Bradley Roby reaps benefits of tough love

ENGLEWOOD, Colo. -- When the Denver Broncos opened training camp and they went about their football business each day, they had plans for rookie cornerback Bradley Roby.

And initially those plans were what offensive coordinator Adam Gase called "picking on him a bit … a welcome-to-the-NFL type deal," if that's what folks can call pointing a Hall of Fame quarterback in the league's only 600-point offense with the likes of Demaryius Thomas, Wes Welker and Emmanuel Sanders at wide receiver toward a first-year cornerback over and over again.

But it, and Roby's ability to battle through the rough spots, is why a little over a month later the Broncos took their first-round pick and slapped him on six-time Pro Bowl selection Reggie Wayne plenty Sunday night, including often in the fourth quarter with the game on the line.

"Hey, he's covering Demaryius Thomas, he's covering Wes Welker in practice, he's covering Emmanuel Sanders in practice, so why not?" safety Rahim Moore said. "...We're keeping eyes on him. At the end of the day he's here for a reason, he wasn't a first rounder just for the heck of it. I'm proud of (him)."

"I've seen (Colts quarterback Andrew Luck) on tape," Roby said. "Last year against Kansas City, he came back from down a lot and won a playoff game. You never count guys like that out. You've just got to keep going, keep fighting."

And it was Roby who knocked away Luck's fourth-down throw toward Wayne with 1 minute, 57 seconds to play Sunday night. The play, one of many where Roby found himself solo against a receiver with eight 1,000-yard seasons in his career, finally allowed the Broncos to stop the Colts in a quarter where Indianapolis had taken ownership of momentum.

On the night Roby won some, he lost some and he had one illegal contact penalty. But the Broncos saw what they hoped for when they selected him, despite some scouts' concerns around the league about Roby's maturity, when the No. 31 pick rolled around last May.

The Broncos had done their homework, believed Roby had simply been coddled some because of his talent and needed some no-nonsense, tough love to have impact in a defense that needs, and wants, him to play as a rookie. That came in the form of defensive coordinator Jack Del Rio telling him to "earn your way" on Roby's first day and his tour under the Peyton Manning microscope early on in camp.

"First of all, he's very talented -- that's why he was picked where he was," said Broncos coach John Fox following Sunday's win. "We felt really good about his talent, but there is so much more to be a professional athlete than just talent. So what has impressed me most with him ... it's how he has gone about and improved."

"I could tell a couple times he was a little bit nervous," Moore said. "I tried to give him a couple calls and he was talking to somebody else and I was literally talking to him myself right then, but you know what? He persevered, he made plays (Sunday) ... after a while he was just confident, his swag was up."
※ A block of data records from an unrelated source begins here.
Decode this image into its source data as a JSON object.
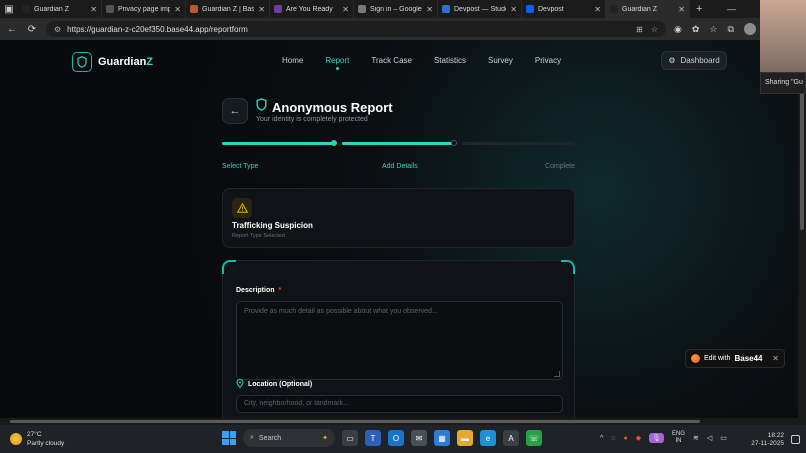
{
  "browser": {
    "tabs": [
      {
        "title": "Guardian Z",
        "color": "#222222"
      },
      {
        "title": "Privacy page impr",
        "color": "#555555"
      },
      {
        "title": "Guardian Z | Base4",
        "color": "#b85a2e"
      },
      {
        "title": "Are You Ready",
        "color": "#6b3fa0"
      },
      {
        "title": "Sign in – Google a",
        "color": "#777777"
      },
      {
        "title": "Devpost — Studer",
        "color": "#2f6fd1"
      },
      {
        "title": "Devpost",
        "color": "#0b5fff"
      },
      {
        "title": "Guardian Z",
        "color": "#222222"
      }
    ],
    "url": "https://guardian-z-c20ef350.base44.app/reportform",
    "sharing_label": "Sharing \"Gu"
  },
  "app": {
    "brand": {
      "name_main": "Guardian",
      "name_accent": "Z"
    },
    "nav": [
      "Home",
      "Report",
      "Track Case",
      "Statistics",
      "Survey",
      "Privacy"
    ],
    "active_nav": "Report",
    "dashboard_label": "Dashboard"
  },
  "report": {
    "title": "Anonymous Report",
    "subtitle": "Your identity is completely protected",
    "steps": [
      {
        "label": "Select Type",
        "state": "done",
        "progress": 1.0
      },
      {
        "label": "Add Details",
        "state": "current",
        "progress": 1.0
      },
      {
        "label": "Complete",
        "state": "pending",
        "progress": 0.0
      }
    ],
    "type_card": {
      "name": "Trafficking Suspicion",
      "note": "Report Type Selected",
      "icon": "warning-triangle-icon"
    },
    "form": {
      "description_label": "Description",
      "required_mark": "*",
      "description_placeholder": "Provide as much detail as possible about what you observed...",
      "location_label": "Location (Optional)",
      "location_placeholder": "City, neighborhood, or landmark..."
    }
  },
  "base44_badge": {
    "edit_text": "Edit with",
    "brand": "Base44"
  },
  "taskbar": {
    "weather": {
      "temp": "27°C",
      "condition": "Partly cloudy"
    },
    "search_label": "Search",
    "language": {
      "line1": "ENG",
      "line2": "IN"
    },
    "time": "18:22",
    "date": "27-11-2025"
  },
  "colors": {
    "accent": "#2dd4bf",
    "required": "#ef4444",
    "warning": "#eab308"
  }
}
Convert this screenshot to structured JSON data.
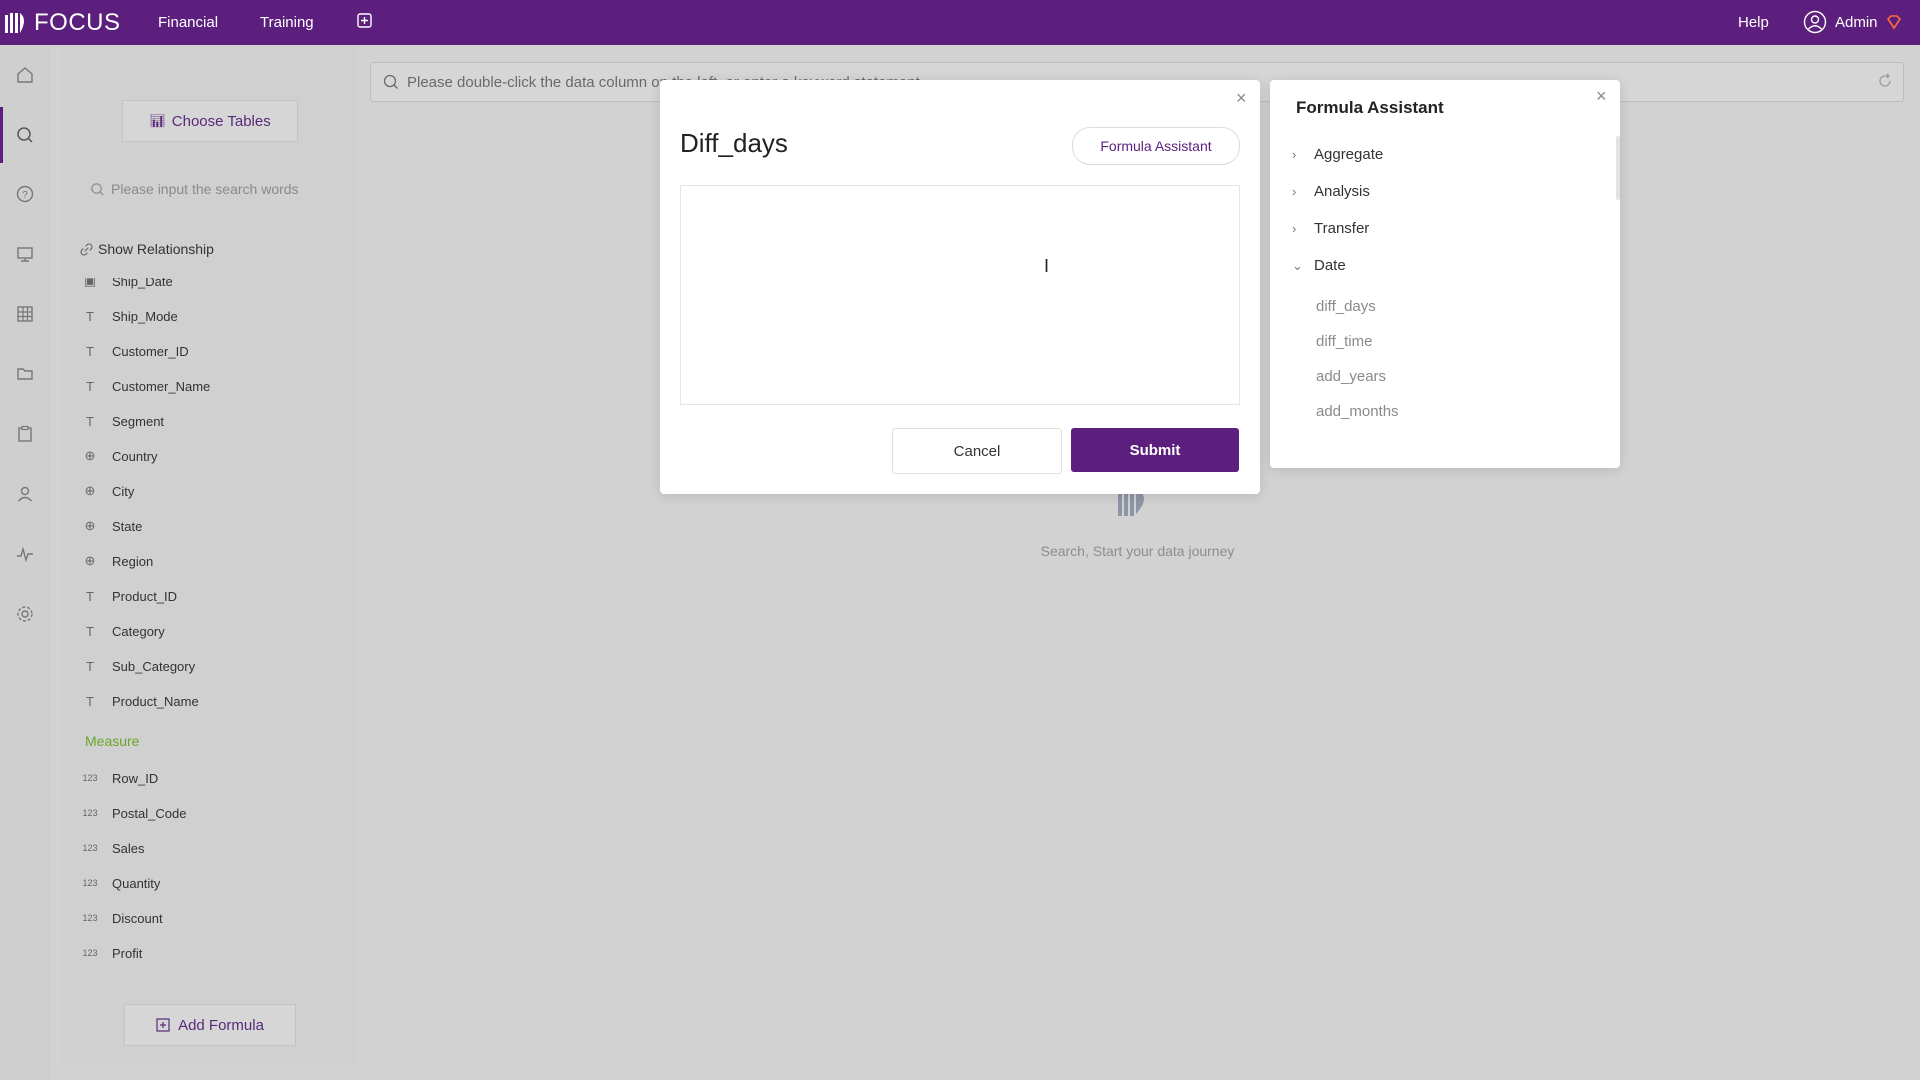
{
  "header": {
    "logo_text": "FOCUS",
    "nav": [
      "Financial",
      "Training"
    ],
    "help": "Help",
    "user": "Admin"
  },
  "rail_icons": [
    "home-icon",
    "search-icon",
    "help-circle-icon",
    "presentation-icon",
    "table-icon",
    "folder-icon",
    "clipboard-icon",
    "user-icon",
    "pulse-icon",
    "gear-icon"
  ],
  "fields_panel": {
    "choose_tables": "Choose Tables",
    "search_placeholder": "Please input the search words",
    "show_relationship": "Show Relationship",
    "dimensions": [
      {
        "name": "Ship_Date",
        "type": "date"
      },
      {
        "name": "Ship_Mode",
        "type": "text"
      },
      {
        "name": "Customer_ID",
        "type": "text"
      },
      {
        "name": "Customer_Name",
        "type": "text"
      },
      {
        "name": "Segment",
        "type": "text"
      },
      {
        "name": "Country",
        "type": "geo"
      },
      {
        "name": "City",
        "type": "geo"
      },
      {
        "name": "State",
        "type": "geo"
      },
      {
        "name": "Region",
        "type": "geo"
      },
      {
        "name": "Product_ID",
        "type": "text"
      },
      {
        "name": "Category",
        "type": "text"
      },
      {
        "name": "Sub_Category",
        "type": "text"
      },
      {
        "name": "Product_Name",
        "type": "text"
      }
    ],
    "measure_label": "Measure",
    "measures": [
      "Row_ID",
      "Postal_Code",
      "Sales",
      "Quantity",
      "Discount",
      "Profit"
    ],
    "add_formula": "Add Formula"
  },
  "main_search": {
    "placeholder": "Please double-click the data column on the left, or enter a keyword statement"
  },
  "empty_state": {
    "text": "Search, Start your data journey"
  },
  "formula_modal": {
    "title": "Diff_days",
    "assistant_button": "Formula Assistant",
    "editor_value": "",
    "cancel": "Cancel",
    "submit": "Submit",
    "close": "×"
  },
  "assistant": {
    "title": "Formula Assistant",
    "close": "×",
    "categories": [
      {
        "label": "Aggregate",
        "expanded": false
      },
      {
        "label": "Analysis",
        "expanded": false
      },
      {
        "label": "Transfer",
        "expanded": false
      },
      {
        "label": "Date",
        "expanded": true
      }
    ],
    "date_functions": [
      "diff_days",
      "diff_time",
      "add_years",
      "add_months"
    ]
  },
  "colors": {
    "brand": "#5c1f7d",
    "measure": "#6aa52a"
  }
}
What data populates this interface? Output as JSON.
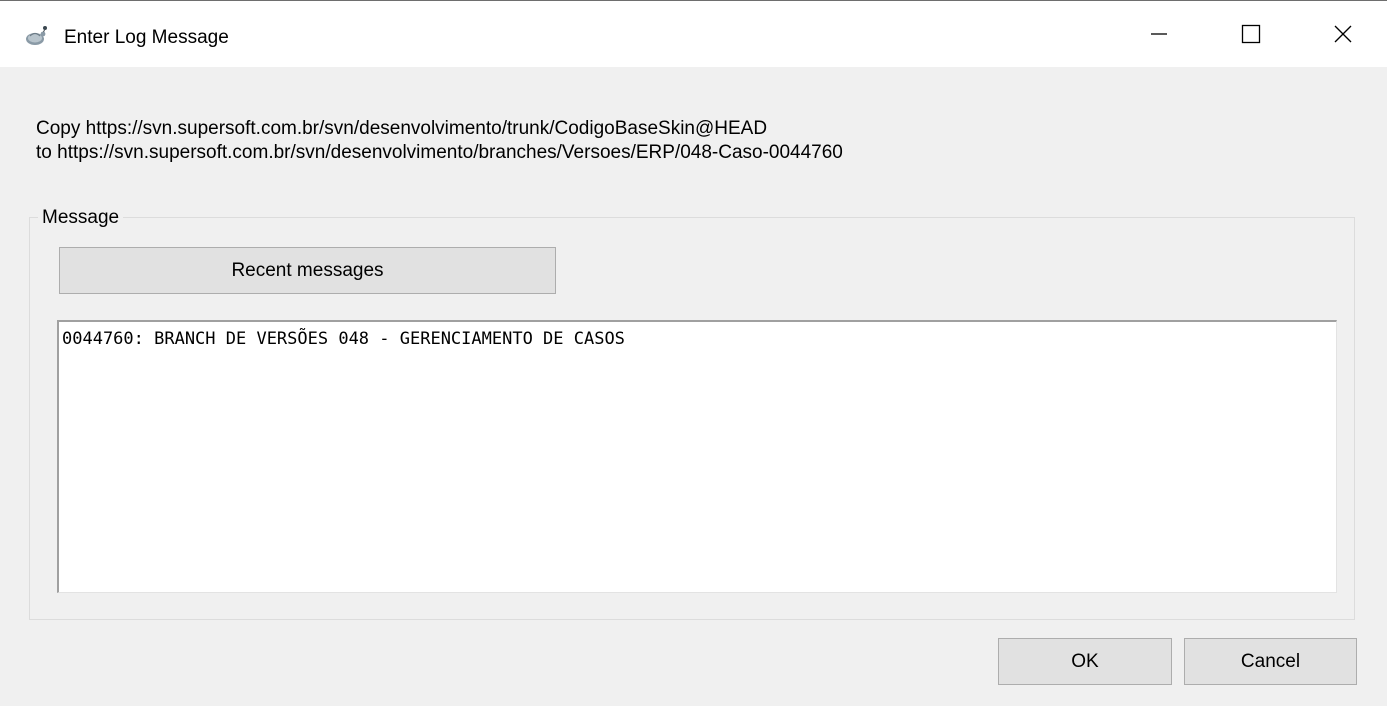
{
  "window": {
    "title": "Enter Log Message",
    "icon": "tortoise-svn-icon",
    "controls": {
      "minimize": "minimize-icon",
      "maximize": "maximize-icon",
      "close": "close-icon"
    }
  },
  "info": {
    "line1": "Copy https://svn.supersoft.com.br/svn/desenvolvimento/trunk/CodigoBaseSkin@HEAD",
    "line2": "to https://svn.supersoft.com.br/svn/desenvolvimento/branches/Versoes/ERP/048-Caso-0044760"
  },
  "message_group": {
    "legend": "Message",
    "recent_button": "Recent messages",
    "text": "0044760: BRANCH DE VERSÕES 048 - GERENCIAMENTO DE CASOS"
  },
  "buttons": {
    "ok": "OK",
    "cancel": "Cancel"
  }
}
Only linebacker Brandon Marshall, with nine tackles, finished with more than Roby's seven in the win. In the end, Roby played 63 of the defense's 74 snaps. Roby also knocked down three passes, including the fourth-down play against Wayne which tied Aqib Talib for the team lead.

"Wins … that's all that matters -- just get the Ws," Roby said. "...I want to be part of wins, be somebody who helped us get some wins."